We are seeing a little improvement this morning. Treasury Secretary Geithner stated that there will enough demand for the record amount of debt the US selling, and the chairman of the China Construction Bank reiterated that the US dollar is the main reserve currency cannot be replaced in the short term. There is no scheduled economic news out today, aside from Pending Home Sales later on, so perhaps it will be a quiet but better day for rates. So far the 10-yr is at 3.62%, and mortgage prices are better than yesterday afternoon by .250-.375.

Daily Basis
One afternoon an investment banker was riding in his limousine when he saw two men along the roadside eating grass. Disturbed, he ordered his driver to stop and he got out to investigate.
He asked one man, “Why are you eating grass?”
“We don’t have any money for food,” the poor man replied. “We have to eat grass.”
“Well, then, you can come with me to my house and I’ll feed you,” the banker said.
“But sir, I have a wife and two children with me. They are over there, under that tree.”
“Bring them along,” the banker replied.
Turning to the other poor man he stated, “You come with us, also.”

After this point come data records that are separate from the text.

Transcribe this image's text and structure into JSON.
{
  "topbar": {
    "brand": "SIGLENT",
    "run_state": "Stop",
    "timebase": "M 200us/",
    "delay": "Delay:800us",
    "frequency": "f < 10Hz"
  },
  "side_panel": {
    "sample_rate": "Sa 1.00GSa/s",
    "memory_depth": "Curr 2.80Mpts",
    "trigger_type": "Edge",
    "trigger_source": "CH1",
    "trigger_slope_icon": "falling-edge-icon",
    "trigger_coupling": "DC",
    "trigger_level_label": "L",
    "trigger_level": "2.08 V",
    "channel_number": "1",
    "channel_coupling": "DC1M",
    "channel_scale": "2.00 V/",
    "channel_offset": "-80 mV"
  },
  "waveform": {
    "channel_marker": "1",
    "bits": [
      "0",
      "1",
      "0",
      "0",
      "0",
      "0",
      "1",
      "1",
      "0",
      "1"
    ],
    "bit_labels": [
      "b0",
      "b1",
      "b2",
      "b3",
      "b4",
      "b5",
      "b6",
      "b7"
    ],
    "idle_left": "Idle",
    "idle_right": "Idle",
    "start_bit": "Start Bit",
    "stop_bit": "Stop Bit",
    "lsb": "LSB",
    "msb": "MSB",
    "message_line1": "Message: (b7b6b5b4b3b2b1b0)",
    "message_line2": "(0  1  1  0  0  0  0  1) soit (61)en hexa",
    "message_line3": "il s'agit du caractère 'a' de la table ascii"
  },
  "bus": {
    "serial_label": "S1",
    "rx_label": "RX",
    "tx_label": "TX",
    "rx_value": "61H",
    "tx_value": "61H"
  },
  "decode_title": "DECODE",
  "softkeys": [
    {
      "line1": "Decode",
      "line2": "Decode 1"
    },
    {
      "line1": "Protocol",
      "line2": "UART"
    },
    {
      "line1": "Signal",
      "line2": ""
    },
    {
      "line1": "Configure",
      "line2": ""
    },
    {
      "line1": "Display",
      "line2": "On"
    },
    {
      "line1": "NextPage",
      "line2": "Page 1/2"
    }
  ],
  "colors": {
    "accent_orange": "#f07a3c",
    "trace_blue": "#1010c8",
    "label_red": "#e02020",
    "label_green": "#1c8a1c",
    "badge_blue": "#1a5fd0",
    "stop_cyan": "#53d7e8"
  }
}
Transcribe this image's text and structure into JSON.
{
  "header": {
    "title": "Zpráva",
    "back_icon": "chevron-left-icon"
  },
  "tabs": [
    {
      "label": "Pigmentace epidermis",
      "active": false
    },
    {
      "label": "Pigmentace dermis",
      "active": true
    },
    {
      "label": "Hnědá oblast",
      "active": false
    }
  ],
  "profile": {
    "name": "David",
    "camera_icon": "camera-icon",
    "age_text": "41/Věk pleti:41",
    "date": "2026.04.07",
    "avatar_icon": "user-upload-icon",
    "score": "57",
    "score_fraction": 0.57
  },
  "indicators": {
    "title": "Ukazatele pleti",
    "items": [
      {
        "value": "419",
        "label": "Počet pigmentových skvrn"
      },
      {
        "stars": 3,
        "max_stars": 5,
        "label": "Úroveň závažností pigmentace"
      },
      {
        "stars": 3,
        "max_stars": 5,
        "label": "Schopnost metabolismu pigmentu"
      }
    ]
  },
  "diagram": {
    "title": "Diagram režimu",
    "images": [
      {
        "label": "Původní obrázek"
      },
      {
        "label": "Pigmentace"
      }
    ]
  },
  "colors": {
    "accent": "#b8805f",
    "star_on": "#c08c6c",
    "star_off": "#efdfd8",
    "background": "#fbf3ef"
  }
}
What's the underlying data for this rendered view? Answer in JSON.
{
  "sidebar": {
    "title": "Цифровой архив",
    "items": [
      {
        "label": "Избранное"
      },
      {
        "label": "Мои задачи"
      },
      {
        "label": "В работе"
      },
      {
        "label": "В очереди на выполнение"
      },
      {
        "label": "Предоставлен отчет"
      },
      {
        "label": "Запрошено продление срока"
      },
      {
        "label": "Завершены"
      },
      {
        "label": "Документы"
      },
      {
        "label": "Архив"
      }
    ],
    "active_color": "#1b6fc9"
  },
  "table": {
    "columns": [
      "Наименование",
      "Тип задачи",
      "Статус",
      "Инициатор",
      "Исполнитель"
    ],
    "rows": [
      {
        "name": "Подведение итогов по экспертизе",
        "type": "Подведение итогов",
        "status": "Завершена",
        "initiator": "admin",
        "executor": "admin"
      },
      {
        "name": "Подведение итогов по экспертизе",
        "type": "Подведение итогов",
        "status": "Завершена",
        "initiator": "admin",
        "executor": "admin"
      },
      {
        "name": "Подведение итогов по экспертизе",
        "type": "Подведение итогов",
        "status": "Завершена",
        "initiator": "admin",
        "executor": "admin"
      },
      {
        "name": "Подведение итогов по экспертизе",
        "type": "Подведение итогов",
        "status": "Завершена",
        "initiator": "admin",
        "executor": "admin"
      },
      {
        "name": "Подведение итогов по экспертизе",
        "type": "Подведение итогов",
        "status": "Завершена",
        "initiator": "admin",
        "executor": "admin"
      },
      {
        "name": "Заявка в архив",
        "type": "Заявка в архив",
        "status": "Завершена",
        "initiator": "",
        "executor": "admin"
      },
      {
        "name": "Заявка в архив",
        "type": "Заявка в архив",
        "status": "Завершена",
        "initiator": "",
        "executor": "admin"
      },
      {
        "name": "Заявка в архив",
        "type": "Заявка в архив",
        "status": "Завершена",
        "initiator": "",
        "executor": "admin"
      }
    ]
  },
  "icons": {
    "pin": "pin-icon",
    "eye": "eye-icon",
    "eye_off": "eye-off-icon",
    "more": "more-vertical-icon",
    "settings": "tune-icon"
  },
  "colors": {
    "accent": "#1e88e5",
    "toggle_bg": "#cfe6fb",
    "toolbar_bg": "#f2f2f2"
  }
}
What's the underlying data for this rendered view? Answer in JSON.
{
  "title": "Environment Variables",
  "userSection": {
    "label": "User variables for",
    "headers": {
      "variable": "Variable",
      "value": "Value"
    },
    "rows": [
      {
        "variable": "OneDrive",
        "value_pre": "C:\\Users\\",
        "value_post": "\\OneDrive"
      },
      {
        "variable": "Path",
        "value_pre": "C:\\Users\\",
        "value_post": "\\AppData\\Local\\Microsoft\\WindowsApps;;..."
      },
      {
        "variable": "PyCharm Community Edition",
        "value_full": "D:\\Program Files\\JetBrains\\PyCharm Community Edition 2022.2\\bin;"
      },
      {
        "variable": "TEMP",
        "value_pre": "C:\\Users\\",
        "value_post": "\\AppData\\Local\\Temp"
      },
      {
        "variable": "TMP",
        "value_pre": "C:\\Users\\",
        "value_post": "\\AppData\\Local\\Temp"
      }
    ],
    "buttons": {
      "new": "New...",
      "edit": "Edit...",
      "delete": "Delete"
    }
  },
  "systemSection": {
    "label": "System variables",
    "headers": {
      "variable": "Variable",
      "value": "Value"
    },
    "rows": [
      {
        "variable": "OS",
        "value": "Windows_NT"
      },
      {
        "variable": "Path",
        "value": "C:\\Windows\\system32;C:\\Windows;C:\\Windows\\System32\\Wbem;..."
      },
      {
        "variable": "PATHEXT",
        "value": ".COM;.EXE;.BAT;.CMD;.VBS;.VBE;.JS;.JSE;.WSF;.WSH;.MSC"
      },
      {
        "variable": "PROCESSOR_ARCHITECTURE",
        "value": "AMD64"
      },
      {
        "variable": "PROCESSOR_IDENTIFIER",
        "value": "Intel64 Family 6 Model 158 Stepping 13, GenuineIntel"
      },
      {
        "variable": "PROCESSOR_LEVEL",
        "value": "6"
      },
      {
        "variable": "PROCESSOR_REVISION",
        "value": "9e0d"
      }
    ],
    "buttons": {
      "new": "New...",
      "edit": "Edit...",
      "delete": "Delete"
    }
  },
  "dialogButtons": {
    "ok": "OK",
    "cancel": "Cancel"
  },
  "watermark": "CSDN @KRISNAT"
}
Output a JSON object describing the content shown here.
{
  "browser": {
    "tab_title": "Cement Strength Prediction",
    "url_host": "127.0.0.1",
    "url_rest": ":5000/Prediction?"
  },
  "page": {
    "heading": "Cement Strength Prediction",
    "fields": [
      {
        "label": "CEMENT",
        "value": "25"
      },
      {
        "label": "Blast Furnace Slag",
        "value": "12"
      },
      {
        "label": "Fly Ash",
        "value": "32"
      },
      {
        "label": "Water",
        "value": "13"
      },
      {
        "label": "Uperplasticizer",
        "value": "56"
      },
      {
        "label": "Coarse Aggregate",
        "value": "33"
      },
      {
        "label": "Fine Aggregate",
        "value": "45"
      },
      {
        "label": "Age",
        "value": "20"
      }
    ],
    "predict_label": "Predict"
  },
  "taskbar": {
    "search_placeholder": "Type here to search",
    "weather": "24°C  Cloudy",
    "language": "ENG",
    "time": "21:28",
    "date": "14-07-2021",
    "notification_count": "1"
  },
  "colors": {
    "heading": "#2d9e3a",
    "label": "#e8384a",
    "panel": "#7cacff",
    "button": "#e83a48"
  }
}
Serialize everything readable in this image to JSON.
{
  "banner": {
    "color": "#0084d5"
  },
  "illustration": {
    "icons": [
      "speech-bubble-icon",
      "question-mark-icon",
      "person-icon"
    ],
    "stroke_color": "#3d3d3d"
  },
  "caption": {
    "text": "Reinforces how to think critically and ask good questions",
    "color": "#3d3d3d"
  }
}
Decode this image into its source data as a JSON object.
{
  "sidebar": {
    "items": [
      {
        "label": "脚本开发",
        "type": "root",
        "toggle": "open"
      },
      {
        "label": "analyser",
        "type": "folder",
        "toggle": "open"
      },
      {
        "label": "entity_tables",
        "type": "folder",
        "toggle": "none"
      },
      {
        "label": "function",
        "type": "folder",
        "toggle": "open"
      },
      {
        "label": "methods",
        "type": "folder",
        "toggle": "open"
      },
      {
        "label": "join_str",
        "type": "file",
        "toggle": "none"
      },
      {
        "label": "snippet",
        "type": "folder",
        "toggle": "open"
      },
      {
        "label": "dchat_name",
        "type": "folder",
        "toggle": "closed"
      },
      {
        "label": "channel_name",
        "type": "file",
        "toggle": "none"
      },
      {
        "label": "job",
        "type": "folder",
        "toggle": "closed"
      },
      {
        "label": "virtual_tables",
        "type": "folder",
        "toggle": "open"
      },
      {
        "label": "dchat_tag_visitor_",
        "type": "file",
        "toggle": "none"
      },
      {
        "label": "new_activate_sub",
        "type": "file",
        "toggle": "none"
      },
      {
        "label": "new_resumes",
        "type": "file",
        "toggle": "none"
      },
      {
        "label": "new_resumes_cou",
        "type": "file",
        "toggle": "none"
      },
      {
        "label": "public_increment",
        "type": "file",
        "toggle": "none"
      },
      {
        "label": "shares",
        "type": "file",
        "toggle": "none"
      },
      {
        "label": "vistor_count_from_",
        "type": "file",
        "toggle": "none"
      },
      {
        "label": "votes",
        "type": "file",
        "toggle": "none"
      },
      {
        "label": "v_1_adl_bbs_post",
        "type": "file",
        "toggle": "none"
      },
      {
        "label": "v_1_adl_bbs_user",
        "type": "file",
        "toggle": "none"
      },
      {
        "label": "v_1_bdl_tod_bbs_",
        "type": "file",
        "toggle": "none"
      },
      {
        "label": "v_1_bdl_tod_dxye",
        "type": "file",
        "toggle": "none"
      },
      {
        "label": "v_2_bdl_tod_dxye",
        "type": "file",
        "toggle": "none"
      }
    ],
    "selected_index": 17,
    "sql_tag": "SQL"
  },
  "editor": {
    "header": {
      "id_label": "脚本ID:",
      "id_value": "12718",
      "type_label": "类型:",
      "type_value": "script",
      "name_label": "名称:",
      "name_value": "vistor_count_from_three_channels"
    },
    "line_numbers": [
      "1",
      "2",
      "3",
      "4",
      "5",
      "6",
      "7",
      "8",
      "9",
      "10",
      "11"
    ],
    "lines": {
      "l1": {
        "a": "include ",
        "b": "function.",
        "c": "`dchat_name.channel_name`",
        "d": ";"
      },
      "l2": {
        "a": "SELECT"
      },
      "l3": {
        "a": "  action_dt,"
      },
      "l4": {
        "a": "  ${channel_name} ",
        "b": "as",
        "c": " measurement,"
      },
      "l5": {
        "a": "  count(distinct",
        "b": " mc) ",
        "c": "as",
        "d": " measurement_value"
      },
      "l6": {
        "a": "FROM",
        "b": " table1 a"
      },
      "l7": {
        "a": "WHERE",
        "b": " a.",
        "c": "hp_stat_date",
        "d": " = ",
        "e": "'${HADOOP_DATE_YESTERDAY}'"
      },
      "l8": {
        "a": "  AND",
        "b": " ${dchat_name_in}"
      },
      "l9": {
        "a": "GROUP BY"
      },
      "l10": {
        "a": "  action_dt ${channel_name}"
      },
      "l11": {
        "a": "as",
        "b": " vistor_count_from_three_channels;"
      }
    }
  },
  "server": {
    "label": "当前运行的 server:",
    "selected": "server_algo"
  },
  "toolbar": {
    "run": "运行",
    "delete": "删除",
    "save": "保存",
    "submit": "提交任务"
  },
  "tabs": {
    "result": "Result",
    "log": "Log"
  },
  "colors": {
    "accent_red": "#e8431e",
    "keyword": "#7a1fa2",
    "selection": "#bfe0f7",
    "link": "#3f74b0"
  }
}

The second man, in a pitiful voice, then said, “But sir, I also have a wife and SIX children with me!”
“Bring them all, as well,” the banker answered.
They all entered the car, which was no easy task, even for a car as large as the limousine was.
Once underway, one of the poor fellows turned to the banker and said, “Sir, you are too kind. Thank you for taking all of us with you.”
The banker replied, “Glad to do it. You’ll really love my place. The grass is almost a foot high.”